Of course, it wouldn’t be a primary night without a Planet Earth Republican facing a Trumper. In this case, the 23rd District saw a close contest between the perennial candidate Carl Paladino and Nick Langworthy. “You can shove a pole up The New York Times’s ass. And you can quote me on that,” Paladino told me on Election Night 2016 as we milled around the New York Hilton on 6th Avenue with My Pillow’s Mike Lindell and the comedian Joe Piscopo, realizing Trump was going to win. The following year Paladino was removed from the Buffalo school board after he was asked what he wished for in 2017. Among his answers: “Michelle Obama. I’d like her to return to being a male and let loose in the outback of Zimbabwe where she lives comfortably in a cave with Maxie, the gorilla.” Paladino lost.

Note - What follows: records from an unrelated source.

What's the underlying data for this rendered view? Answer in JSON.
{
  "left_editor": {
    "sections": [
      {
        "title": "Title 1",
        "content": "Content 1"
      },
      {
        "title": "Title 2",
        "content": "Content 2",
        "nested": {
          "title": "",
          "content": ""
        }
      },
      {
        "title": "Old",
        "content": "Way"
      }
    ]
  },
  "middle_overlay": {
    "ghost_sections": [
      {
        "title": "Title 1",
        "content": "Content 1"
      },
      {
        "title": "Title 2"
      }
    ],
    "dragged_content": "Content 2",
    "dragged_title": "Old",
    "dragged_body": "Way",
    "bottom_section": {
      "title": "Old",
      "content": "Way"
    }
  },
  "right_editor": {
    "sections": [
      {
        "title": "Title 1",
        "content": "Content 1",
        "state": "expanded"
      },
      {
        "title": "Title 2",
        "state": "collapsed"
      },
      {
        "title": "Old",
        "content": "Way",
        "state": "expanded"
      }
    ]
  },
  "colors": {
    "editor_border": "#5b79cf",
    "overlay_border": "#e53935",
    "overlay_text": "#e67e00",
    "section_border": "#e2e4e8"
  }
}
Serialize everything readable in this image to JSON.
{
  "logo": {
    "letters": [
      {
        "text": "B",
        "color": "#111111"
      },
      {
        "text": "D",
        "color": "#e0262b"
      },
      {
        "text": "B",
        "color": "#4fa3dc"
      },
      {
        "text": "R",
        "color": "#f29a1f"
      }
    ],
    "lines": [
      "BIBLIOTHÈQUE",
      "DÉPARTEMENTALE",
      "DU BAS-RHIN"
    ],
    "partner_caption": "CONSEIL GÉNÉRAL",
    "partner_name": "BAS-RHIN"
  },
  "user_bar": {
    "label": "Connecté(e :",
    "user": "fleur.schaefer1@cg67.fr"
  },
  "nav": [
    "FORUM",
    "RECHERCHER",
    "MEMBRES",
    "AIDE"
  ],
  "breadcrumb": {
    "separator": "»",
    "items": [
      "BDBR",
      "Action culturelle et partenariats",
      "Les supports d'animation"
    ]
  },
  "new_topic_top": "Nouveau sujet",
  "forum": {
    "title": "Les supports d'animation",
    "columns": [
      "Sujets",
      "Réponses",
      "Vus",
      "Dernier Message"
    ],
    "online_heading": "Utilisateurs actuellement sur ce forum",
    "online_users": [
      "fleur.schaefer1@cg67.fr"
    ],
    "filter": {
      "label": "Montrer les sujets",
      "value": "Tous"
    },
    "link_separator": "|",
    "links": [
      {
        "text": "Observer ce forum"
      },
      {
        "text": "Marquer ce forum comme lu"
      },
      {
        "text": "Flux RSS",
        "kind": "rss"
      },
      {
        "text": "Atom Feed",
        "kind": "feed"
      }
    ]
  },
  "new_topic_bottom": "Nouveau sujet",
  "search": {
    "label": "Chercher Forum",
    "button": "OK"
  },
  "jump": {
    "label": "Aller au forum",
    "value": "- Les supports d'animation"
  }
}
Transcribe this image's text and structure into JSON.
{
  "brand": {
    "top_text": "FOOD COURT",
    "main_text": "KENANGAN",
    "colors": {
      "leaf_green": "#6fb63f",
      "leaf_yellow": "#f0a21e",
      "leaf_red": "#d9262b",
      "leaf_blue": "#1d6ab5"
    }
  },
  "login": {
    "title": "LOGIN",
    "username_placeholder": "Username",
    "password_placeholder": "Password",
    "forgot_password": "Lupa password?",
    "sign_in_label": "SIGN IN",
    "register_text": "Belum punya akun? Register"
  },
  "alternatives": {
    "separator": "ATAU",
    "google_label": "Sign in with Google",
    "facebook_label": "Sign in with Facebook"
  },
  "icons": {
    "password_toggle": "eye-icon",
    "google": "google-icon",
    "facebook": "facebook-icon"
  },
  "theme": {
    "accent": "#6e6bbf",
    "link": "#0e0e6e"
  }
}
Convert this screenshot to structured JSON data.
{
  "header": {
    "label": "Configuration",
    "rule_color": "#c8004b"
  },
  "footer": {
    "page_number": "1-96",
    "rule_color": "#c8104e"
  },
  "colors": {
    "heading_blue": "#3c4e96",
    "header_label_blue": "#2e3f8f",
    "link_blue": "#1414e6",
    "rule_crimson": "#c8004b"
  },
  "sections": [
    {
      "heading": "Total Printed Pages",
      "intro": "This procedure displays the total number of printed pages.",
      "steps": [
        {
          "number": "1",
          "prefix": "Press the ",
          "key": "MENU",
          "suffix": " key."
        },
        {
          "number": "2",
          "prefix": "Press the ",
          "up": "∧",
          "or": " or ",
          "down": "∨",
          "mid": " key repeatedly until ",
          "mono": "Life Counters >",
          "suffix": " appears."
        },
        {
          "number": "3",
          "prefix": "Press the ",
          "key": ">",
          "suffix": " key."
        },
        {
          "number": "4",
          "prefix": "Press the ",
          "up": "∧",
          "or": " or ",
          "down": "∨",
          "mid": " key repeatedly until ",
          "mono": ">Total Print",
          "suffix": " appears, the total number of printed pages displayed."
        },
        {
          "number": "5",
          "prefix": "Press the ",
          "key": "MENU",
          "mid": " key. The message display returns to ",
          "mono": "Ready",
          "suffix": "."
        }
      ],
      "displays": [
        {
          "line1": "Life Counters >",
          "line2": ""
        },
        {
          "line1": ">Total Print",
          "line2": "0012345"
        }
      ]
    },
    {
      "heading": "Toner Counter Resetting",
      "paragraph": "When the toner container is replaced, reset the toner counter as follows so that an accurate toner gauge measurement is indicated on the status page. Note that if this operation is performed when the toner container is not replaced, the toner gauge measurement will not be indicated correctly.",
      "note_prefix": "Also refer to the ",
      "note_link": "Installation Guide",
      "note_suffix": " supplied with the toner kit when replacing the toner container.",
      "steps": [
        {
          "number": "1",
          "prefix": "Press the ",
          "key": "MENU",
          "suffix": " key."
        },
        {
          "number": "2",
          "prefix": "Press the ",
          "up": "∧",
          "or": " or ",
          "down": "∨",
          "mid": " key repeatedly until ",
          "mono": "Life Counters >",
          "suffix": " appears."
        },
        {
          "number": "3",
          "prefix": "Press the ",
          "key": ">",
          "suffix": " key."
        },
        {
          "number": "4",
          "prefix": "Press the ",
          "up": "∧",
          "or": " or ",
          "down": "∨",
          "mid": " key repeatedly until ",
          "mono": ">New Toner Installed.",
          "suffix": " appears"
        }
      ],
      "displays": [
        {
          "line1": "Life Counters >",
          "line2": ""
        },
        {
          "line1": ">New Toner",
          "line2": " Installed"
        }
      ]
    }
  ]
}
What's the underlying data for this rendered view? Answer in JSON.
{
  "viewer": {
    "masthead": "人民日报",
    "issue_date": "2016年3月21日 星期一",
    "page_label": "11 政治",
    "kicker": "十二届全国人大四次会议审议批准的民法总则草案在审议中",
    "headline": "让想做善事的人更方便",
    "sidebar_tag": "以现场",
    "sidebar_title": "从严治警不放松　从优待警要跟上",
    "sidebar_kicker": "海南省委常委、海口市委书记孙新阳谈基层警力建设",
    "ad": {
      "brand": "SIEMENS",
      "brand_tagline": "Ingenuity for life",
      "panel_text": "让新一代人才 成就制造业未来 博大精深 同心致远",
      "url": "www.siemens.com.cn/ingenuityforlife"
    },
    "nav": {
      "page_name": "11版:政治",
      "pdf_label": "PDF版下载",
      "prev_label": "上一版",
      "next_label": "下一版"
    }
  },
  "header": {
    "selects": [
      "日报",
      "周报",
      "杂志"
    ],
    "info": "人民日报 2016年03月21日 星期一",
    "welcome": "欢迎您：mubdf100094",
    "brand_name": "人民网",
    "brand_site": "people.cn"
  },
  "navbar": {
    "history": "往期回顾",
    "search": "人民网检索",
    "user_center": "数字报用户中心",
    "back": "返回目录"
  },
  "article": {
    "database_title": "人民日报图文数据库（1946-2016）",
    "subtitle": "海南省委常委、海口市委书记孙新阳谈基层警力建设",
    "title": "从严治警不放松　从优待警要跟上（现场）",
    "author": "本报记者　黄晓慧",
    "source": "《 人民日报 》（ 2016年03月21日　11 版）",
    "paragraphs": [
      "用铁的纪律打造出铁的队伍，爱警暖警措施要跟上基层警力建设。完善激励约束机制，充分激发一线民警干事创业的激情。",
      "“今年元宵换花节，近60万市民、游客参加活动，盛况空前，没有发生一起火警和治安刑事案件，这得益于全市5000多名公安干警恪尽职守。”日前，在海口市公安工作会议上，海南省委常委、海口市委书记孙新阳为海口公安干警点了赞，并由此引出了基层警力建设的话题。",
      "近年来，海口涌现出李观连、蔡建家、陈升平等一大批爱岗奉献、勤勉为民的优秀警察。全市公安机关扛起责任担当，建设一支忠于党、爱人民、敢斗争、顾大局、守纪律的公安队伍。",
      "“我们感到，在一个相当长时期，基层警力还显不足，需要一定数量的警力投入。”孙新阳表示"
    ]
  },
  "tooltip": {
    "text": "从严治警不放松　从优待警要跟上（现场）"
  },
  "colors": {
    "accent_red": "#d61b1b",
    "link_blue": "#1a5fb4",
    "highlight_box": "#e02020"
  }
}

As in the film Gladiator, Tuesday’s march of death grew wearying, even for the bread-and-circus political analysts who thrive on this. This redistricting plan didn’t accomplish anything, and it put able young politicians like Jones and seasoned hands like Maloney out of a job. That would have been okay if their demise was over policy or demographics or something interesting. For instance, 81-year-old Liz Holtzman ran for the 10th on Tuesday, 50 years after she shocked the country by knocking off veteran Congressman Emanuel Celler. The victory of an antiwar feminist against an aging machine pol meant everything in 1972. (And Holtzman went on to have a distinguished career not only in the House but as New York comptroller.) Likewise, when AOC knocked off Crowley, it showed that socialism held more sway with younger voters. Instead, Tuesday night at the abattoir got Democrats nothing. As Russell Crowe said, “Are you not entertained?”
Author: Matthew Cooper